Nothing but a number should be written: the count of lines below that contain "text".

## Web page and app entries
·····

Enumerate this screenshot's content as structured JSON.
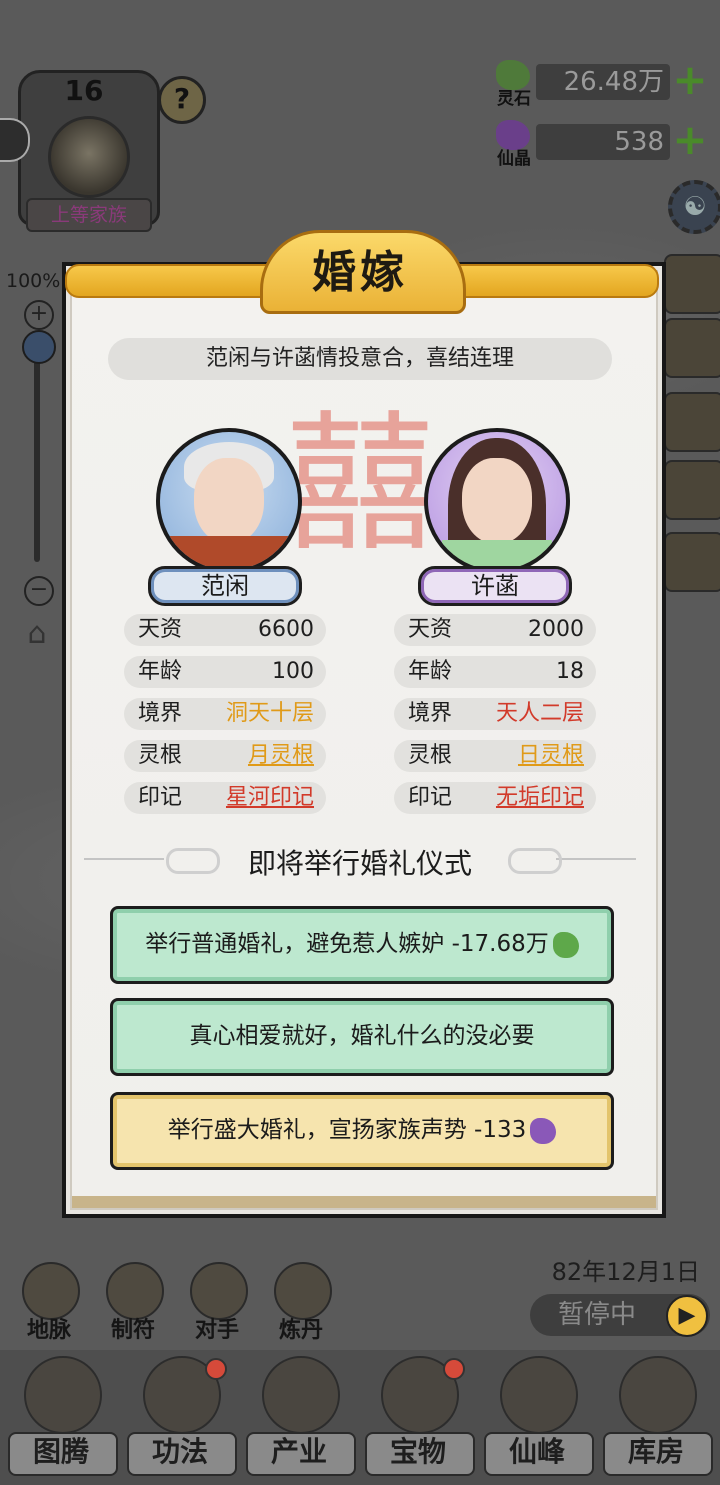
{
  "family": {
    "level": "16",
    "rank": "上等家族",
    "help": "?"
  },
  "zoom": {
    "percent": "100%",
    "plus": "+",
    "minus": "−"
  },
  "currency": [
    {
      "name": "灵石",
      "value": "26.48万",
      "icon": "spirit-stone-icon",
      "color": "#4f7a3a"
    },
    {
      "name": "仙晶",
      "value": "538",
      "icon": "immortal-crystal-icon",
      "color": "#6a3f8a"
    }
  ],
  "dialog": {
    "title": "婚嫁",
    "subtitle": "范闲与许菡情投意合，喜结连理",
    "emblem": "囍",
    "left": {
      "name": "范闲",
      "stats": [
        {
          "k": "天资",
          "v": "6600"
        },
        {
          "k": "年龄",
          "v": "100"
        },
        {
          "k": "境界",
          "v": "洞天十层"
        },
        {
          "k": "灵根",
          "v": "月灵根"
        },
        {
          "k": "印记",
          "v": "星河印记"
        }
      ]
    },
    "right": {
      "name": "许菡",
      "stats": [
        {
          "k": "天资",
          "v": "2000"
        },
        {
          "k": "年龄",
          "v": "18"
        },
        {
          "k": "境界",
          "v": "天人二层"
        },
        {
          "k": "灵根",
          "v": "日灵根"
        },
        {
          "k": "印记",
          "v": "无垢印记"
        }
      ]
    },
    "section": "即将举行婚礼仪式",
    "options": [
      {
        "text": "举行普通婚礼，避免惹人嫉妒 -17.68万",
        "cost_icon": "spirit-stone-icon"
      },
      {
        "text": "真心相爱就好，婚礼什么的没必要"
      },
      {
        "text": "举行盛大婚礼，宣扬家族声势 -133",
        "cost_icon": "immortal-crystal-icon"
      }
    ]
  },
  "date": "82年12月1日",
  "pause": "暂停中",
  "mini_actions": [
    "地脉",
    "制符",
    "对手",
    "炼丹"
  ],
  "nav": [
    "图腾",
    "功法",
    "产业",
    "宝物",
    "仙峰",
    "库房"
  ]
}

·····

## Answer section
3